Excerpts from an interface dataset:
====================

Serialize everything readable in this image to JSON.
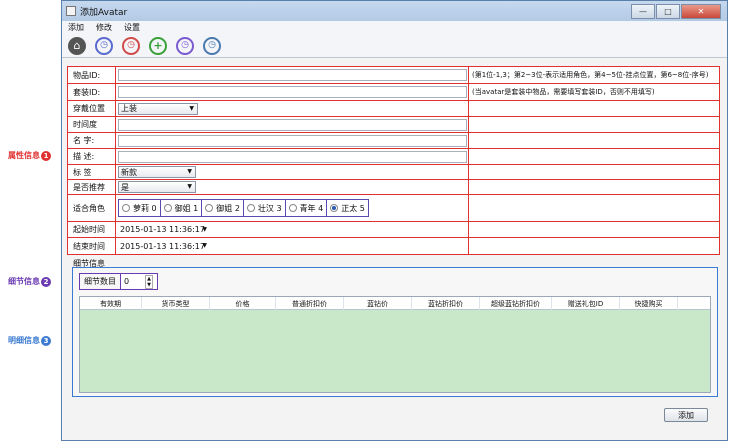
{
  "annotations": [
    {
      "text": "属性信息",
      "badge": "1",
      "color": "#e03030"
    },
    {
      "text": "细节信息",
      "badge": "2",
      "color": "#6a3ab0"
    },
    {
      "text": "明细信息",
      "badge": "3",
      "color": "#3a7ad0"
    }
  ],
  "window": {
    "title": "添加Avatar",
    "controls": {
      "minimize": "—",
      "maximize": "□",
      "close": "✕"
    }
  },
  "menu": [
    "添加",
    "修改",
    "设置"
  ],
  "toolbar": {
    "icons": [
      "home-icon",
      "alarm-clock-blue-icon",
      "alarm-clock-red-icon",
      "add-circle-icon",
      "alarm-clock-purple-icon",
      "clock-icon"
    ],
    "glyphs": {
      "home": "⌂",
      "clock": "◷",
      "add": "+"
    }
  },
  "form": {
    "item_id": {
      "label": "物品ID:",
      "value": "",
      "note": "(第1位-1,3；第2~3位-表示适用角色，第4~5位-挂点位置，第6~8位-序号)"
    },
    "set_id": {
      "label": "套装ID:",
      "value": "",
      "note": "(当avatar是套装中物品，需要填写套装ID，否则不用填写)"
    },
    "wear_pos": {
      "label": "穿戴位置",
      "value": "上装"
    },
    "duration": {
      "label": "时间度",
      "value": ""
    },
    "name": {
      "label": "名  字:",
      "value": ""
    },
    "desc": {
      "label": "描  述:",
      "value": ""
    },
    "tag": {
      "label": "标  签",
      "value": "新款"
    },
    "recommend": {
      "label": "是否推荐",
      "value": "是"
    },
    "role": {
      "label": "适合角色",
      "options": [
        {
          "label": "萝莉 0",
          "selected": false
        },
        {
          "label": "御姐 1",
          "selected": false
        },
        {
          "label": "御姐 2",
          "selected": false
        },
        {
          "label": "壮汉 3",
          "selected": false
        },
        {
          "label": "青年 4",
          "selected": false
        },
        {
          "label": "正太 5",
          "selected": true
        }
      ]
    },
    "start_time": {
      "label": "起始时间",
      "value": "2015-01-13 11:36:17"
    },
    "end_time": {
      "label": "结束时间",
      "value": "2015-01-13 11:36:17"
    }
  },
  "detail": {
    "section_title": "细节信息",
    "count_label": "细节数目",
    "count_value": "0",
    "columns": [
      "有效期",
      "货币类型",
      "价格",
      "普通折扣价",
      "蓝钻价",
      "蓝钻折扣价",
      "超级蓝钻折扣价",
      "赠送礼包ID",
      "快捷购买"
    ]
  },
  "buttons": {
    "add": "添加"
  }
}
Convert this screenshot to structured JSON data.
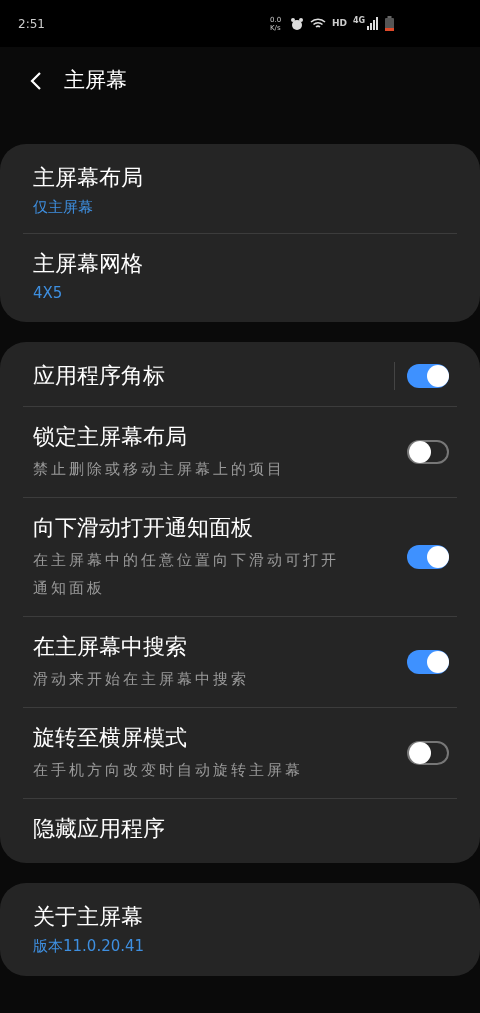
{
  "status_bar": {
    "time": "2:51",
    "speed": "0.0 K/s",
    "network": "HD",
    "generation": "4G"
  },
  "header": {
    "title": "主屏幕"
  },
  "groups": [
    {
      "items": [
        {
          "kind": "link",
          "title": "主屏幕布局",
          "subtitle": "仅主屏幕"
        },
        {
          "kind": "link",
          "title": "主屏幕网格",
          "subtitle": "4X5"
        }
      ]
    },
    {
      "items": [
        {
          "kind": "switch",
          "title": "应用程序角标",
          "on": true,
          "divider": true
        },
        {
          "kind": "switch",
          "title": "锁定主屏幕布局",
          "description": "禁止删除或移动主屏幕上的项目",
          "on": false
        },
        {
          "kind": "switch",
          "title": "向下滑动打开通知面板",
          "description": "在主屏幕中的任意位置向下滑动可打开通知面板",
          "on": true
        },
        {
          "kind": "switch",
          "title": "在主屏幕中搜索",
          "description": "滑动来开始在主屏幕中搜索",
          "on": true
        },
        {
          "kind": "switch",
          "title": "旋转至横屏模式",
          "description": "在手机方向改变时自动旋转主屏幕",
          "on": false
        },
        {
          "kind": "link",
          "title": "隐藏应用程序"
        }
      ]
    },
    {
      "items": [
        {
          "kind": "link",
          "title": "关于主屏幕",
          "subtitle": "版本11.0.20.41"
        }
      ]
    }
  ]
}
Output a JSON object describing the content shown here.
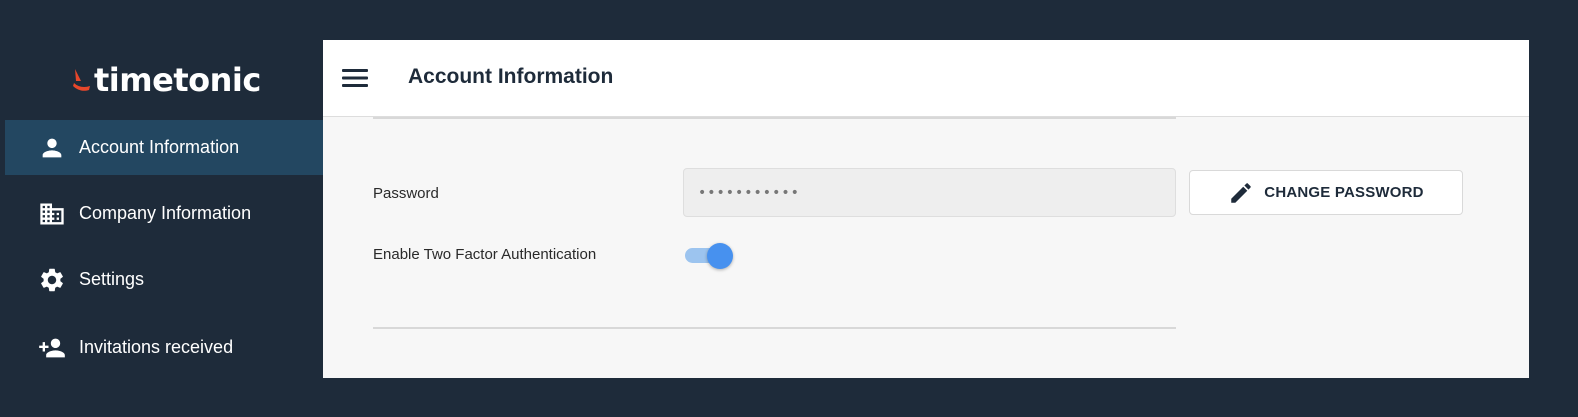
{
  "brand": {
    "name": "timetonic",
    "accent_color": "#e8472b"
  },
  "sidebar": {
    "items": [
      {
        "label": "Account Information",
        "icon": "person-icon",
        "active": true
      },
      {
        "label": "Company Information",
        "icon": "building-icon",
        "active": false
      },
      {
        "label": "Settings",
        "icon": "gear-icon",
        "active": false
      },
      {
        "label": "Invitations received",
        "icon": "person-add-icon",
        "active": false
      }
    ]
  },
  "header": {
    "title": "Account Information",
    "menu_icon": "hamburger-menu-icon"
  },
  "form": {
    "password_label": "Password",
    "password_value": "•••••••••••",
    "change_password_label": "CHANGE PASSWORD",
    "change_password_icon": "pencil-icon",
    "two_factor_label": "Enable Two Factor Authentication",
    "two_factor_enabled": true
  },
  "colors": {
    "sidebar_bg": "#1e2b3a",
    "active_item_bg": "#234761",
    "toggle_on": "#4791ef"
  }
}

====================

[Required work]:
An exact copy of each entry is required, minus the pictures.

[Solved problem]:
Serialize everything readable in this image to JSON.
{
  "annotations": [
    {
      "text": "属性信息",
      "badge": "1",
      "color": "#e03030"
    },
    {
      "text": "细节信息",
      "badge": "2",
      "color": "#6a3ab0"
    },
    {
      "text": "明细信息",
      "badge": "3",
      "color": "#3a7ad0"
    }
  ],
  "window": {
    "title": "添加Avatar",
    "controls": {
      "minimize": "—",
      "maximize": "□",
      "close": "✕"
    }
  },
  "menu": [
    "添加",
    "修改",
    "设置"
  ],
  "toolbar": {
    "icons": [
      "home-icon",
      "alarm-clock-blue-icon",
      "alarm-clock-red-icon",
      "add-circle-icon",
      "alarm-clock-purple-icon",
      "clock-icon"
    ],
    "glyphs": {
      "home": "⌂",
      "clock": "◷",
      "add": "+"
    }
  },
  "form": {
    "item_id": {
      "label": "物品ID:",
      "value": "",
      "note": "(第1位-1,3；第2~3位-表示适用角色，第4~5位-挂点位置，第6~8位-序号)"
    },
    "set_id": {
      "label": "套装ID:",
      "value": "",
      "note": "(当avatar是套装中物品，需要填写套装ID，否则不用填写)"
    },
    "wear_pos": {
      "label": "穿戴位置",
      "value": "上装"
    },
    "duration": {
      "label": "时间度",
      "value": ""
    },
    "name": {
      "label": "名  字:",
      "value": ""
    },
    "desc": {
      "label": "描  述:",
      "value": ""
    },
    "tag": {
      "label": "标  签",
      "value": "新款"
    },
    "recommend": {
      "label": "是否推荐",
      "value": "是"
    },
    "role": {
      "label": "适合角色",
      "options": [
        {
          "label": "萝莉 0",
          "selected": false
        },
        {
          "label": "御姐 1",
          "selected": false
        },
        {
          "label": "御姐 2",
          "selected": false
        },
        {
          "label": "壮汉 3",
          "selected": false
        },
        {
          "label": "青年 4",
          "selected": false
        },
        {
          "label": "正太 5",
          "selected": true
        }
      ]
    },
    "start_time": {
      "label": "起始时间",
      "value": "2015-01-13 11:36:17"
    },
    "end_time": {
      "label": "结束时间",
      "value": "2015-01-13 11:36:17"
    }
  },
  "detail": {
    "section_title": "细节信息",
    "count_label": "细节数目",
    "count_value": "0",
    "columns": [
      "有效期",
      "货币类型",
      "价格",
      "普通折扣价",
      "蓝钻价",
      "蓝钻折扣价",
      "超级蓝钻折扣价",
      "赠送礼包ID",
      "快捷购买"
    ]
  },
  "buttons": {
    "add": "添加"
  }
}
Convert this screenshot to structured JSON data.
{
  "status_bar": {
    "time": "2:51",
    "speed": "0.0 K/s",
    "network": "HD",
    "generation": "4G"
  },
  "header": {
    "title": "主屏幕"
  },
  "groups": [
    {
      "items": [
        {
          "kind": "link",
          "title": "主屏幕布局",
          "subtitle": "仅主屏幕"
        },
        {
          "kind": "link",
          "title": "主屏幕网格",
          "subtitle": "4X5"
        }
      ]
    },
    {
      "items": [
        {
          "kind": "switch",
          "title": "应用程序角标",
          "on": true,
          "divider": true
        },
        {
          "kind": "switch",
          "title": "锁定主屏幕布局",
          "description": "禁止删除或移动主屏幕上的项目",
          "on": false
        },
        {
          "kind": "switch",
          "title": "向下滑动打开通知面板",
          "description": "在主屏幕中的任意位置向下滑动可打开通知面板",
          "on": true
        },
        {
          "kind": "switch",
          "title": "在主屏幕中搜索",
          "description": "滑动来开始在主屏幕中搜索",
          "on": true
        },
        {
          "kind": "switch",
          "title": "旋转至横屏模式",
          "description": "在手机方向改变时自动旋转主屏幕",
          "on": false
        },
        {
          "kind": "link",
          "title": "隐藏应用程序"
        }
      ]
    },
    {
      "items": [
        {
          "kind": "link",
          "title": "关于主屏幕",
          "subtitle": "版本11.0.20.41"
        }
      ]
    }
  ]
}
Output a JSON object describing the content shown here.
{
  "brand": {
    "name": "timetonic",
    "accent_color": "#e8472b"
  },
  "sidebar": {
    "items": [
      {
        "label": "Account Information",
        "icon": "person-icon",
        "active": true
      },
      {
        "label": "Company Information",
        "icon": "building-icon",
        "active": false
      },
      {
        "label": "Settings",
        "icon": "gear-icon",
        "active": false
      },
      {
        "label": "Invitations received",
        "icon": "person-add-icon",
        "active": false
      }
    ]
  },
  "header": {
    "title": "Account Information",
    "menu_icon": "hamburger-menu-icon"
  },
  "form": {
    "password_label": "Password",
    "password_value": "•••••••••••",
    "change_password_label": "CHANGE PASSWORD",
    "change_password_icon": "pencil-icon",
    "two_factor_label": "Enable Two Factor Authentication",
    "two_factor_enabled": true
  },
  "colors": {
    "sidebar_bg": "#1e2b3a",
    "active_item_bg": "#234761",
    "toggle_on": "#4791ef"
  }
}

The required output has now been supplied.